The Chinese embassy responded, saying Britain failed to protect its staff, adding that it had started its own representations with Britain over the incident.
He said the consul-general had returned to China with a “normal rotation of Chinese consular officials”.
Police were investigating an alleged assault on a protester who was beaten by several men after being dragged inside the grounds of a consulate in northwest England during a demonstration against President Xi Jinping.
“The images taken to social media showed what appeared to be completely unacceptable behavior by a number of people near the entrance to the consular premises,” said Cleverly, who summoned the acting ambassador for the accident.
Cleverly said that police had asked six Chinese officials to waive diplomatic immunity so they could be questioned and the embassy notified, giving them a week to act.
“In response to our request, the Chinese government has now removed those officials from the UK, including the consul-general himself,” Cleverly told broadcasters.
Greater Manchester Police said in a statement they would continue to investigate the events surrounding the protest.
The October protest took place on the first day of the twice-decadal congress of the ruling Communist Party of China in Beijing, during which Xi won an unprecedented third term.
The Chinese embassy said the protest was a “violent and disruptive provocation”, adding that Britain had failed to meet its obligations to protect the consulate and its staff.
“Furthermore, the UK government sided with those violent rioters,” the embassy spokesman said. “This is totally unacceptable to the Chinese side.”

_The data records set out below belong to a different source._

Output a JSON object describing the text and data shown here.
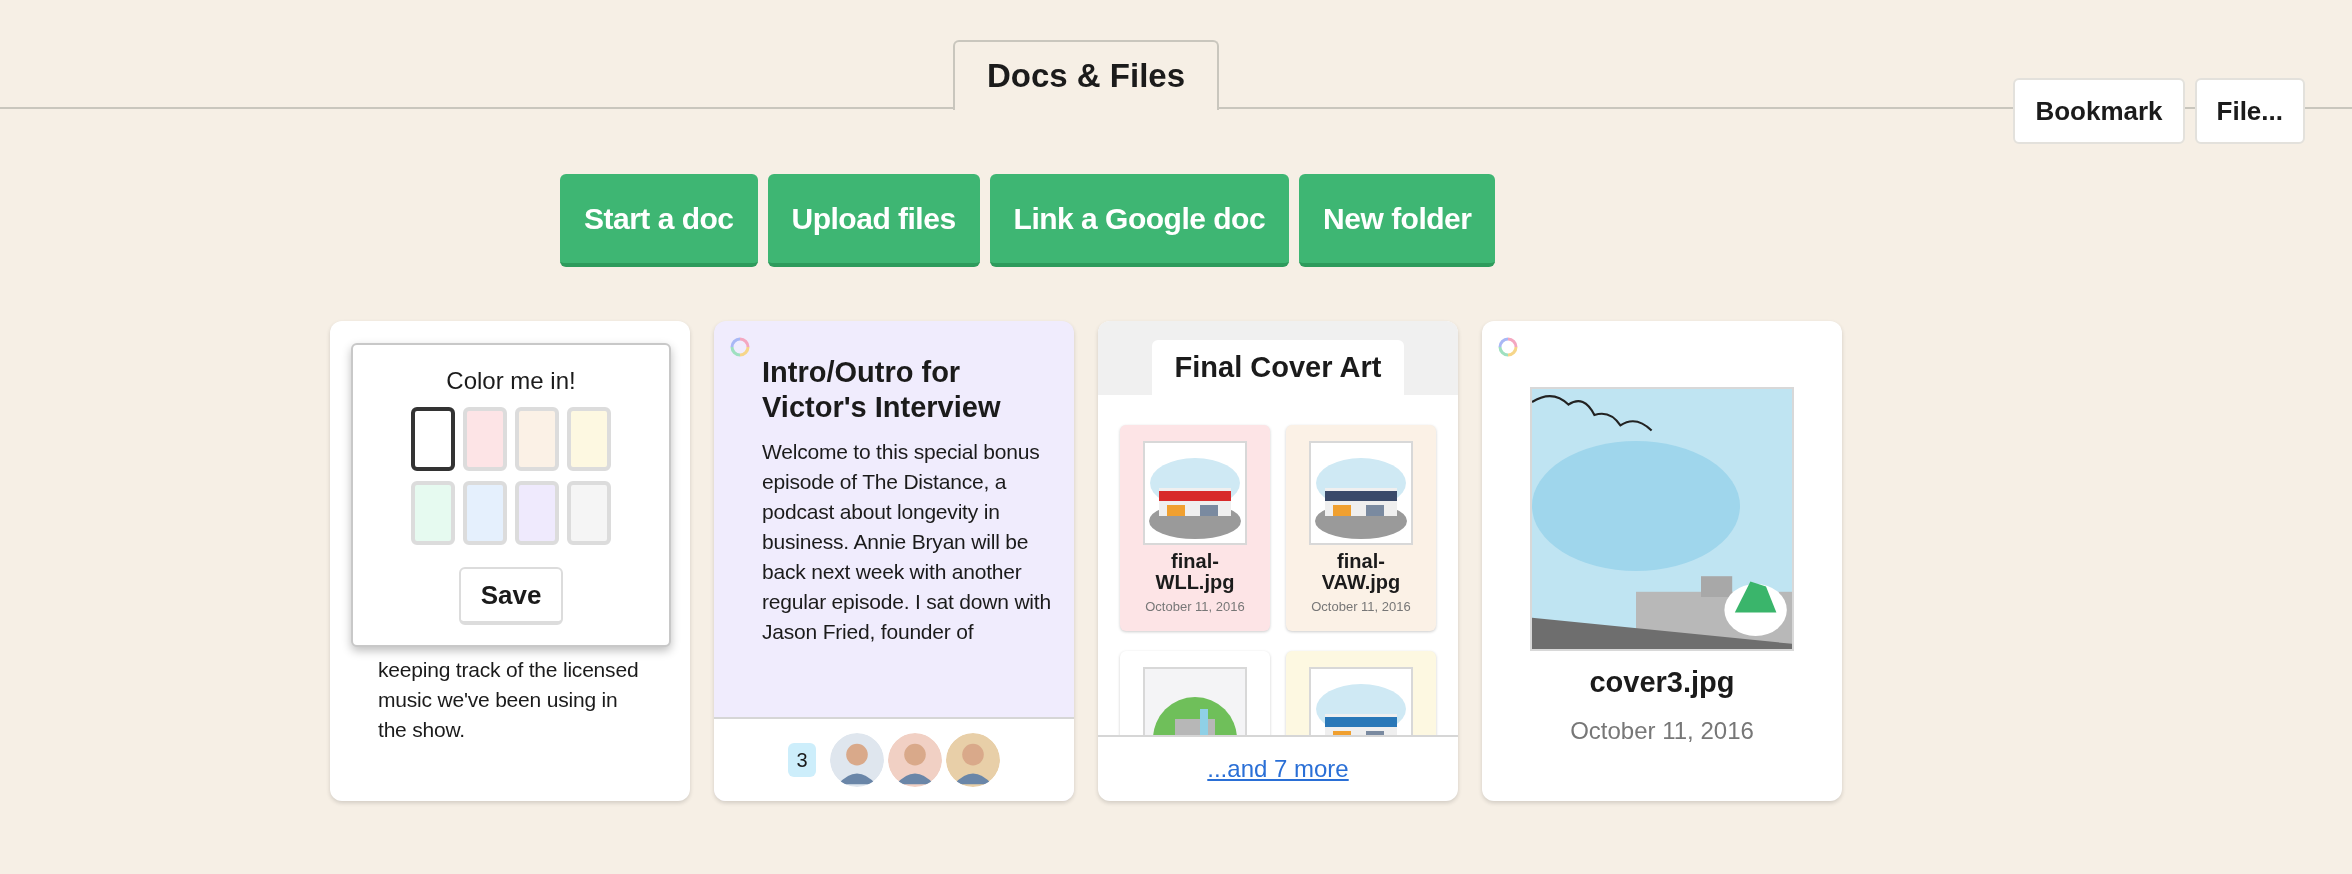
{
  "tab": {
    "label": "Docs & Files",
    "selected": true
  },
  "actions": [
    {
      "label": "Bookmark"
    },
    {
      "label": "File..."
    }
  ],
  "buttons": [
    "Start a doc",
    "Upload files",
    "Link a Google doc",
    "New folder"
  ],
  "cards": [
    {
      "kind": "doc",
      "color": "#ffffff",
      "body": "keeping track of the licensed music we've been using in the show.",
      "color_picker": {
        "title": "Color me in!",
        "save": "Save",
        "swatches": [
          {
            "color": "#ffffff",
            "selected": true
          },
          {
            "color": "#fde4e6",
            "selected": false
          },
          {
            "color": "#fbf1e6",
            "selected": false
          },
          {
            "color": "#fdf8e1",
            "selected": false
          },
          {
            "color": "#e6faf0",
            "selected": false
          },
          {
            "color": "#e5f0fd",
            "selected": false
          },
          {
            "color": "#efeafd",
            "selected": false
          },
          {
            "color": "#f5f5f5",
            "selected": false
          }
        ]
      }
    },
    {
      "kind": "doc",
      "color": "#f0ecfd",
      "title": "Intro/Outro for Victor's Interview",
      "body": "Welcome to this special bonus episode of The Distance, a podcast about longevity in business. Annie Bryan will be back next week with another regular episode. I sat down with Jason Fried, founder of",
      "comments": "3"
    },
    {
      "kind": "folder",
      "color": "#ffffff",
      "title": "Final Cover Art",
      "files": [
        {
          "name": "final-WLL.jpg",
          "date": "October 11, 2016",
          "color": "#fde4e6"
        },
        {
          "name": "final-VAW.jpg",
          "date": "October 11, 2016",
          "color": "#fbf1e6"
        },
        {
          "color": "#ffffff"
        },
        {
          "color": "#fdf8e1"
        }
      ],
      "more": "...and 7 more"
    },
    {
      "kind": "file",
      "color": "#ffffff",
      "name": "cover3.jpg",
      "date": "October 11, 2016"
    }
  ]
}
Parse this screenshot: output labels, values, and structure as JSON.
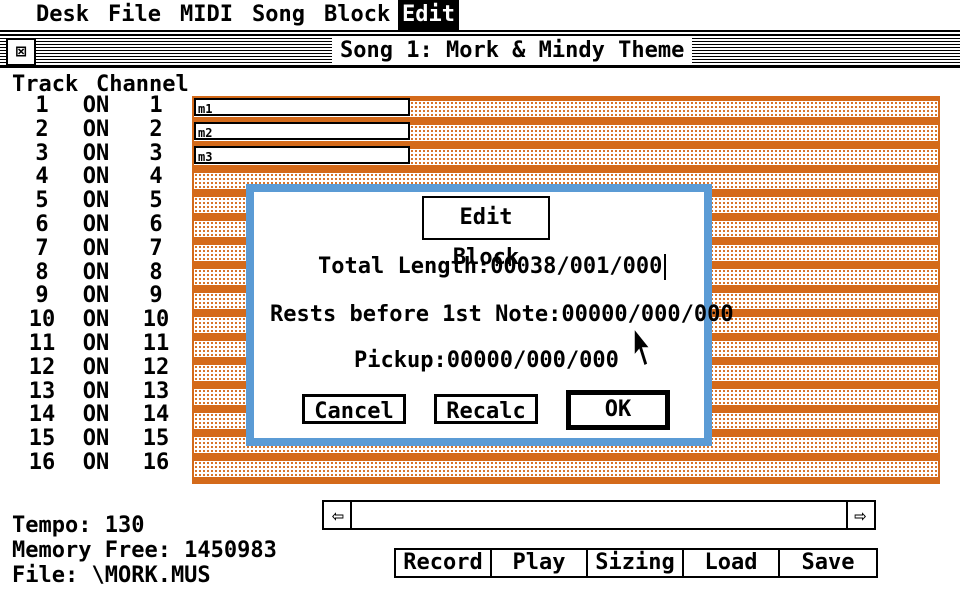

(Reporting by Alistair Smout and Kylie MacLellan; Editing by Angus MacSwan and Alex Richardson)